Work instruction → Extract every line from the records below that contains the word "varchar".

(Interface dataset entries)
● ● ● ● ● ● ●
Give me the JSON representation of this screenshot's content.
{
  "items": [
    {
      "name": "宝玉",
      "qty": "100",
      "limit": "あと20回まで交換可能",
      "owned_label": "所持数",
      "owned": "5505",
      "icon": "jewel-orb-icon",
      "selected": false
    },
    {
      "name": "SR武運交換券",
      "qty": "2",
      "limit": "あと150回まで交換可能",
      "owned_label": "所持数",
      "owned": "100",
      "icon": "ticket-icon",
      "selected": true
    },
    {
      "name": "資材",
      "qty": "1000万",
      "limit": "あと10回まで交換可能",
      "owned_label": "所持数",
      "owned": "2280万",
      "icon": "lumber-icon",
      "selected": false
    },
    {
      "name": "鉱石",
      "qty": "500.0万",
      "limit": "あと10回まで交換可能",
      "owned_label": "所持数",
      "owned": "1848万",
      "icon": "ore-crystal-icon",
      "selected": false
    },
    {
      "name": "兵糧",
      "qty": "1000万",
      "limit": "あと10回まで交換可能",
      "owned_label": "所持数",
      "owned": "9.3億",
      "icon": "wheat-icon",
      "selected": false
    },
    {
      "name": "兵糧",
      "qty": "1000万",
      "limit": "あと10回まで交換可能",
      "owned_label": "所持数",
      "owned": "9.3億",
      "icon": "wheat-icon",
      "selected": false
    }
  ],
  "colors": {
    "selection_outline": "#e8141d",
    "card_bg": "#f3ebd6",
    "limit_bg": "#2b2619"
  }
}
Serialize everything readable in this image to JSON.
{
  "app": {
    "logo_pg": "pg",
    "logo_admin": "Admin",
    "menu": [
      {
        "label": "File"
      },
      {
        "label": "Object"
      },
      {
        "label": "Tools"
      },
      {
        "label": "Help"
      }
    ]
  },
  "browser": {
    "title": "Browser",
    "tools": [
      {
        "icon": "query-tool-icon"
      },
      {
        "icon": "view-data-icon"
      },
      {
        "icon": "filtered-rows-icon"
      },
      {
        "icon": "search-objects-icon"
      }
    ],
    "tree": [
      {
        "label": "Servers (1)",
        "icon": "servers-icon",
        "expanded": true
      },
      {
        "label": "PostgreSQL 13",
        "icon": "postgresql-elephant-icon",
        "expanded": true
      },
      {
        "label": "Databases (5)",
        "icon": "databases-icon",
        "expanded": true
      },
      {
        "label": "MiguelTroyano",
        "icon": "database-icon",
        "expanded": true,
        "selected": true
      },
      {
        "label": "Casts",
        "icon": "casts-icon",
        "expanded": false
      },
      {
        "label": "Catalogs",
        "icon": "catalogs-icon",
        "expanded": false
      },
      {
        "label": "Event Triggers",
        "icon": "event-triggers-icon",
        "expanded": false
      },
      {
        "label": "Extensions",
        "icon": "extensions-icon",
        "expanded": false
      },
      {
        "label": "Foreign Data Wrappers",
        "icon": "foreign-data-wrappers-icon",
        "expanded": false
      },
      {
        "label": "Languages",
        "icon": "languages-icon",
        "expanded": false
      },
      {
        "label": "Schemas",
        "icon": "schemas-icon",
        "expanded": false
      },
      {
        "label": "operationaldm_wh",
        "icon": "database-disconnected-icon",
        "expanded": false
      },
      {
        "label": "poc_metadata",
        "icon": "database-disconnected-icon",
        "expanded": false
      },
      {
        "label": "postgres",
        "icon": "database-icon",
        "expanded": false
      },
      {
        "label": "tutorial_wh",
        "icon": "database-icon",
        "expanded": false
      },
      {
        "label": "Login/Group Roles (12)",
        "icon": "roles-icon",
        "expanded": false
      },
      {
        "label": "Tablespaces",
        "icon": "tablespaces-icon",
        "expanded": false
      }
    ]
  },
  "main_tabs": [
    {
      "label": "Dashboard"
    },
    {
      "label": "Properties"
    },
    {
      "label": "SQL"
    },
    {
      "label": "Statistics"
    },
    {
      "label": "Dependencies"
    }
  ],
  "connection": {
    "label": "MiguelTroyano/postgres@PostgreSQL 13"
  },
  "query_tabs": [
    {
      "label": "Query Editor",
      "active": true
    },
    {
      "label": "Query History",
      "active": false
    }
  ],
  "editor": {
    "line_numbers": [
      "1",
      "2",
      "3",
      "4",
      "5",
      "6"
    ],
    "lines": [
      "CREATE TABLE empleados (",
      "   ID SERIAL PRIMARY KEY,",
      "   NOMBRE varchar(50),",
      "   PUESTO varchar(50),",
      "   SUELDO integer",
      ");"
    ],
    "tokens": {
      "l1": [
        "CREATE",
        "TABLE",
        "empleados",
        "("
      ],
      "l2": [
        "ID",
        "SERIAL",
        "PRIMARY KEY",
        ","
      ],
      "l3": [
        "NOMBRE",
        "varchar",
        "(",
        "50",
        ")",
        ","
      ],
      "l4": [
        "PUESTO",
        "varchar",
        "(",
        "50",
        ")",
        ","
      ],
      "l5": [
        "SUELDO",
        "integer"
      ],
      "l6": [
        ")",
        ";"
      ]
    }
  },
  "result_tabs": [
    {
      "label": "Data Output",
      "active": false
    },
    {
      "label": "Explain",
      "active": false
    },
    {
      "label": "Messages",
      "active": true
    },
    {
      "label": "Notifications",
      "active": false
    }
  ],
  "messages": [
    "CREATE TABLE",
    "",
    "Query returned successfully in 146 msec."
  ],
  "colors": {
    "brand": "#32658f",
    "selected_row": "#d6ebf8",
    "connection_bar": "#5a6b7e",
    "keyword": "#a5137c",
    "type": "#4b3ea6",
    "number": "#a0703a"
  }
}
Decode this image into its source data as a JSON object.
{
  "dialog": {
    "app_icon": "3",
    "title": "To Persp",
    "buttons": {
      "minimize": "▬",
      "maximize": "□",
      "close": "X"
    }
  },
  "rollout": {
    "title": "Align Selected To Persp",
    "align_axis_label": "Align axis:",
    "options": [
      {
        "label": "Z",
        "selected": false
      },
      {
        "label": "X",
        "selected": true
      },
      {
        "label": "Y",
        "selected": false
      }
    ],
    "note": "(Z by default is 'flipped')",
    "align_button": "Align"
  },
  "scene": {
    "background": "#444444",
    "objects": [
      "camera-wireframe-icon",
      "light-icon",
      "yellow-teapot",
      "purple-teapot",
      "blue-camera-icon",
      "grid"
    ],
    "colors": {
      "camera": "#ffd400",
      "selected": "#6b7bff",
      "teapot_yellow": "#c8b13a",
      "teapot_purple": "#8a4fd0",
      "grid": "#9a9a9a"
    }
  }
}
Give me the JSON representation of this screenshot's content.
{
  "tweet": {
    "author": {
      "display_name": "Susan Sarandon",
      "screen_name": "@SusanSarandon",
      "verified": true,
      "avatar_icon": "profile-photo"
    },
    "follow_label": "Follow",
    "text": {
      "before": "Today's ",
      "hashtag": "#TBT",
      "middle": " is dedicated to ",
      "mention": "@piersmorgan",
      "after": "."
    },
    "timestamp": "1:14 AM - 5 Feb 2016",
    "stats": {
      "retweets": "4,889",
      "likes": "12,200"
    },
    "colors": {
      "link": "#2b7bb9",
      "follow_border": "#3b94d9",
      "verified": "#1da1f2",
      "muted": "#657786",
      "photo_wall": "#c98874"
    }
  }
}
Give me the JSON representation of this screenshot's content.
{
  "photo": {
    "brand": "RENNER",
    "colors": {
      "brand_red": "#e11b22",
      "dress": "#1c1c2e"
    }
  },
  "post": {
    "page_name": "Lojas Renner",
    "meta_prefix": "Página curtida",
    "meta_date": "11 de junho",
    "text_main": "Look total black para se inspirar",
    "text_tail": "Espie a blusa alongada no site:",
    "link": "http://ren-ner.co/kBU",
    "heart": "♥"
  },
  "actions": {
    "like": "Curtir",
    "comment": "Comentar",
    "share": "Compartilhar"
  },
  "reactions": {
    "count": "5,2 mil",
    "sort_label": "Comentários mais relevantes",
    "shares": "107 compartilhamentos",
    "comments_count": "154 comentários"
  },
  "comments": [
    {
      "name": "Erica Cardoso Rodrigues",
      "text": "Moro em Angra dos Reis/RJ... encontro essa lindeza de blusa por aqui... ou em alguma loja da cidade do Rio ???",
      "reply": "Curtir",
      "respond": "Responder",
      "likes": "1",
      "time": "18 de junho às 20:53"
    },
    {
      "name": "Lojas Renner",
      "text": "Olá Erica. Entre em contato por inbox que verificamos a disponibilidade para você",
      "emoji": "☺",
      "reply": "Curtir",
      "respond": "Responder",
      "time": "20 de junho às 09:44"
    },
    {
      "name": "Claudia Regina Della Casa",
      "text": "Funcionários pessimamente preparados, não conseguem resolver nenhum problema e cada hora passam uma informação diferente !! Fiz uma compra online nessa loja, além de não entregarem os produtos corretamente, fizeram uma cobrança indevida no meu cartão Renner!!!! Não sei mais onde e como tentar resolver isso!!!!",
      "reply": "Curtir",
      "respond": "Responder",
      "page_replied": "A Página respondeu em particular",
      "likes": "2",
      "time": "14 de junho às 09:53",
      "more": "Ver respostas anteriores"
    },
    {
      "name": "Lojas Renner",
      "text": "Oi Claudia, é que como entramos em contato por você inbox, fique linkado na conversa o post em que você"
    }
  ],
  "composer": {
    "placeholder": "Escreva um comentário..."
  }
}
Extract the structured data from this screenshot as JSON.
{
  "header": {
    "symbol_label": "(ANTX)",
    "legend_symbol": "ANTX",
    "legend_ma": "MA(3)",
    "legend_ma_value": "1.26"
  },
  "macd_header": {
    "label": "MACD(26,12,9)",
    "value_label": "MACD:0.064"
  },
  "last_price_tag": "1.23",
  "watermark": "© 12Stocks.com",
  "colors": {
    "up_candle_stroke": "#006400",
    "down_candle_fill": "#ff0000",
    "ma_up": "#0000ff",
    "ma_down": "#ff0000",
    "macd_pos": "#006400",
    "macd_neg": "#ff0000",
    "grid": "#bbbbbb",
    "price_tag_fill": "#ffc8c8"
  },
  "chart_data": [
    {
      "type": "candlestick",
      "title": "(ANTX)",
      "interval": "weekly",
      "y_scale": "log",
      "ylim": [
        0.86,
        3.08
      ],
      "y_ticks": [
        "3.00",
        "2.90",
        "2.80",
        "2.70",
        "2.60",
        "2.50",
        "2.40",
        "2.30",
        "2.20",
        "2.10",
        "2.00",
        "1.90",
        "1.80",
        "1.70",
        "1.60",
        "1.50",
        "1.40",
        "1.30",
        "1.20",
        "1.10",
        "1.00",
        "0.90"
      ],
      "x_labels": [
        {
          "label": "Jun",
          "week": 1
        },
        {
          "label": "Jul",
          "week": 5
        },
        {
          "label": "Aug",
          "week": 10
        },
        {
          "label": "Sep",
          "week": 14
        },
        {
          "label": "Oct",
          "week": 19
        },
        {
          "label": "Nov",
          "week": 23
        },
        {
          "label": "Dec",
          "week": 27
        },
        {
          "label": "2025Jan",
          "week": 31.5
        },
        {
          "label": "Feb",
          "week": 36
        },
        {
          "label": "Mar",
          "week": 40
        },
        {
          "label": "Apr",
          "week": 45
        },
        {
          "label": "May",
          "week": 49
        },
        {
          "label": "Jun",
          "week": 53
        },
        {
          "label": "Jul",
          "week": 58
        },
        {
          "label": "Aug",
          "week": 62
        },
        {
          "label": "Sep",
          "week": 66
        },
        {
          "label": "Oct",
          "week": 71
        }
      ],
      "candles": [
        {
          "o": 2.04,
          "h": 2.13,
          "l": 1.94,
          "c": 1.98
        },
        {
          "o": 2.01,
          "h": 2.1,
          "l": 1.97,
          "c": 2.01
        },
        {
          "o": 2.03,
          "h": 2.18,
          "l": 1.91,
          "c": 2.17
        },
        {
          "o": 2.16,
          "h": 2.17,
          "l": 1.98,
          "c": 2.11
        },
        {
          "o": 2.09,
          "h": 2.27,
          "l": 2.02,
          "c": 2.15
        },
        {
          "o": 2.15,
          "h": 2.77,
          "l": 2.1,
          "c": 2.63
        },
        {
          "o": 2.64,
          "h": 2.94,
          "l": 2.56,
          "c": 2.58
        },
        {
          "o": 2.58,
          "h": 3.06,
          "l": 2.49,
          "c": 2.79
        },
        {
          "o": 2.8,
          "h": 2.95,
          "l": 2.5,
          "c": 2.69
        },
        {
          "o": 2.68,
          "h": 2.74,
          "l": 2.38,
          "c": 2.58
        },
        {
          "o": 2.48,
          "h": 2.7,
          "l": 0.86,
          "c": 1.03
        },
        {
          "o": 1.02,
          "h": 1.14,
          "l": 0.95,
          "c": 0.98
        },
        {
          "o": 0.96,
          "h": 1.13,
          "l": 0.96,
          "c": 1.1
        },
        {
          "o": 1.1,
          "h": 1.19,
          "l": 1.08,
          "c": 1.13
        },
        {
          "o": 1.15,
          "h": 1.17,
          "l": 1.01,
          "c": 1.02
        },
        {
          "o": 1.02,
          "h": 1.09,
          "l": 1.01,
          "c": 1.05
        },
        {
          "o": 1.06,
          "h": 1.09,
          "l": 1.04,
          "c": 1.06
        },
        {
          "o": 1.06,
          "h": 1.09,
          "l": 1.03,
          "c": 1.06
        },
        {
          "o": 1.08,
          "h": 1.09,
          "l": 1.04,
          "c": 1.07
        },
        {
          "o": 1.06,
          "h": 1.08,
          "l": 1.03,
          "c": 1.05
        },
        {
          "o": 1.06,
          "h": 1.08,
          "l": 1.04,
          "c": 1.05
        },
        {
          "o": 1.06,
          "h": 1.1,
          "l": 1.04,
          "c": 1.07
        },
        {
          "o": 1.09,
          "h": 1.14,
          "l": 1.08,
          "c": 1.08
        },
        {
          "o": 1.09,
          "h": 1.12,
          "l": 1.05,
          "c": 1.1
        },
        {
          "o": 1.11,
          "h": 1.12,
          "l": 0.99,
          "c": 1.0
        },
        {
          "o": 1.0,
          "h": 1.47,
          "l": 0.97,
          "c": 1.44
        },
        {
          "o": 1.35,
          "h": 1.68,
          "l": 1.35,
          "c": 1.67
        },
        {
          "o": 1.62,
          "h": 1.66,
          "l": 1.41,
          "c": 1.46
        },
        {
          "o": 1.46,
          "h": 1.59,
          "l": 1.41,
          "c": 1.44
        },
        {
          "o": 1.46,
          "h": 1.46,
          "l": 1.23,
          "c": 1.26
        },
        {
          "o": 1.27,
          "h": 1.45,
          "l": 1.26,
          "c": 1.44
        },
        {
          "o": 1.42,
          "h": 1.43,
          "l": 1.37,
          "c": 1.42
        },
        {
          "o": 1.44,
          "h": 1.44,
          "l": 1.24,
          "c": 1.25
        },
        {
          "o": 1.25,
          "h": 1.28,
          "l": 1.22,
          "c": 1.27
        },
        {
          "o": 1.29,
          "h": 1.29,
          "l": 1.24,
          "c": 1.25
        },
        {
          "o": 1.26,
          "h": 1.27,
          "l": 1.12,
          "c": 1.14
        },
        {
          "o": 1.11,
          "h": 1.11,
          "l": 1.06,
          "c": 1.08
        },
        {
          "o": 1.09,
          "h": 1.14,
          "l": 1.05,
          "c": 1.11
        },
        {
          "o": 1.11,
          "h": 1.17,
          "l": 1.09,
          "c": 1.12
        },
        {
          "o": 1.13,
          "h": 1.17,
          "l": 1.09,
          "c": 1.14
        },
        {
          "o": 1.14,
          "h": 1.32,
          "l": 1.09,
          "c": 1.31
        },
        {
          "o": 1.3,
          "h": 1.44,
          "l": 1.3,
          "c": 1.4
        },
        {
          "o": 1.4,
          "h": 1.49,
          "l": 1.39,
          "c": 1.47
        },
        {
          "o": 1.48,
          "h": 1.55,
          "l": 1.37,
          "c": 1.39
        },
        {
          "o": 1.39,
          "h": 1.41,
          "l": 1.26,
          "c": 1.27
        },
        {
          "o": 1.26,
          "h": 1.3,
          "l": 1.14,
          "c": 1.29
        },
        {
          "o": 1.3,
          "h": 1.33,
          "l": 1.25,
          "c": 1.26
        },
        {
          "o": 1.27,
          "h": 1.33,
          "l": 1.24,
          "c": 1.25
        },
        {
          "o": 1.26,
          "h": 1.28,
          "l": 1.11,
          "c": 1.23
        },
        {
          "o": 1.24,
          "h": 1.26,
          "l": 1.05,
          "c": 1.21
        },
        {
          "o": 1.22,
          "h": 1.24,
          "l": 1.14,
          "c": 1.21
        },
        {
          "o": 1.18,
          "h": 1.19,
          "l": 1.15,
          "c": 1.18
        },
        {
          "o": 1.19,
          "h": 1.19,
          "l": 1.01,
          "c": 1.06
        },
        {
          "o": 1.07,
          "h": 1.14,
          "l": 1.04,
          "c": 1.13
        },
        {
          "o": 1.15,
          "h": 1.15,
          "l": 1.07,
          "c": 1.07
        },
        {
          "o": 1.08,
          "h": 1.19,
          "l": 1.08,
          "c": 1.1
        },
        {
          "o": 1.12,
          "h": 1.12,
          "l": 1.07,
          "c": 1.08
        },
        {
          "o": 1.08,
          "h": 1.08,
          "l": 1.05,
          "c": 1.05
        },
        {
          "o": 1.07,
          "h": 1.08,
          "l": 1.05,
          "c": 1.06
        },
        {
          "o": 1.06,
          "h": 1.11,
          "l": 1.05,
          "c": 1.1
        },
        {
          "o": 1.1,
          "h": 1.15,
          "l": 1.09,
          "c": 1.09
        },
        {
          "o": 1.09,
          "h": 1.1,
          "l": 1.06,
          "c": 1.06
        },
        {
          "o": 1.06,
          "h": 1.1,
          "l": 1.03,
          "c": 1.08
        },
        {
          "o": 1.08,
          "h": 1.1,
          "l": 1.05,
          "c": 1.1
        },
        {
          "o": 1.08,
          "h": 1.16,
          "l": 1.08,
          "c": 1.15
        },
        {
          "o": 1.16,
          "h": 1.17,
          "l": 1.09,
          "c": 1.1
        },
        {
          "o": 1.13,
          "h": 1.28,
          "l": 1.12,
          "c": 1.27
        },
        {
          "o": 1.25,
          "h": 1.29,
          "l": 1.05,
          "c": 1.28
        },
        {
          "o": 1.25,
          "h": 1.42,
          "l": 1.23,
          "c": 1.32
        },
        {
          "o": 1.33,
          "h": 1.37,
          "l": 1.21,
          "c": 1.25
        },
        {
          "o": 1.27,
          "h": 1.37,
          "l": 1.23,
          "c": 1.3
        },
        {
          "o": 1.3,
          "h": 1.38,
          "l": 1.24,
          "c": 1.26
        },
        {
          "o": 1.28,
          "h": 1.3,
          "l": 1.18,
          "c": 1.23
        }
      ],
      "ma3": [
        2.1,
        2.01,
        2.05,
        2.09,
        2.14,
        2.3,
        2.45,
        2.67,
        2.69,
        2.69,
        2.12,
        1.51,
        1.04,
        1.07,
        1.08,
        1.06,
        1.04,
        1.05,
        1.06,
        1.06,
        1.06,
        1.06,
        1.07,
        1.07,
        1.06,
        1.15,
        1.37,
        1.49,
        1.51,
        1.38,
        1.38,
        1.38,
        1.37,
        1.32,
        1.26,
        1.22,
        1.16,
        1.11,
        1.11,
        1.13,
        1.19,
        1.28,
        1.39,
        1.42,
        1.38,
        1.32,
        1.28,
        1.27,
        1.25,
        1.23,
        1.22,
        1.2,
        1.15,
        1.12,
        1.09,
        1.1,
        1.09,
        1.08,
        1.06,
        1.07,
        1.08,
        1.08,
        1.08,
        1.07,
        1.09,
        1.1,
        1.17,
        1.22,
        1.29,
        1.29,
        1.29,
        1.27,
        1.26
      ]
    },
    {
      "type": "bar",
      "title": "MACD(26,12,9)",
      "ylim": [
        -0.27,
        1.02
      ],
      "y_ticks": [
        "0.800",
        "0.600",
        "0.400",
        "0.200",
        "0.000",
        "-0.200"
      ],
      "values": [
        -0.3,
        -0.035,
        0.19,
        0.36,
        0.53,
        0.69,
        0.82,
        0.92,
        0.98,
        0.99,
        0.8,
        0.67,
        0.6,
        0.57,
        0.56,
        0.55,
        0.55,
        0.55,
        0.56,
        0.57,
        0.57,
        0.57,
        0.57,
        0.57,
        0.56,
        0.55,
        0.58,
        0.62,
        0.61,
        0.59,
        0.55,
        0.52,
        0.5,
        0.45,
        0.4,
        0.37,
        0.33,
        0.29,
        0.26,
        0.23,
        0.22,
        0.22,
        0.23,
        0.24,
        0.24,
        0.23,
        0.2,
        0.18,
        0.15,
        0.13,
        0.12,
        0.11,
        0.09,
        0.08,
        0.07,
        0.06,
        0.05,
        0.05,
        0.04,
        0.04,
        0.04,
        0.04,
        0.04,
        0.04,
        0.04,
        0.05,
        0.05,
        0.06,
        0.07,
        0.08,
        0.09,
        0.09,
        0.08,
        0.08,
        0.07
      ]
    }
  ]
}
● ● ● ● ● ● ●
Response to the task →
      "   NOMBRE varchar(50),",
      "   PUESTO varchar(50),",
        "varchar",
        "varchar",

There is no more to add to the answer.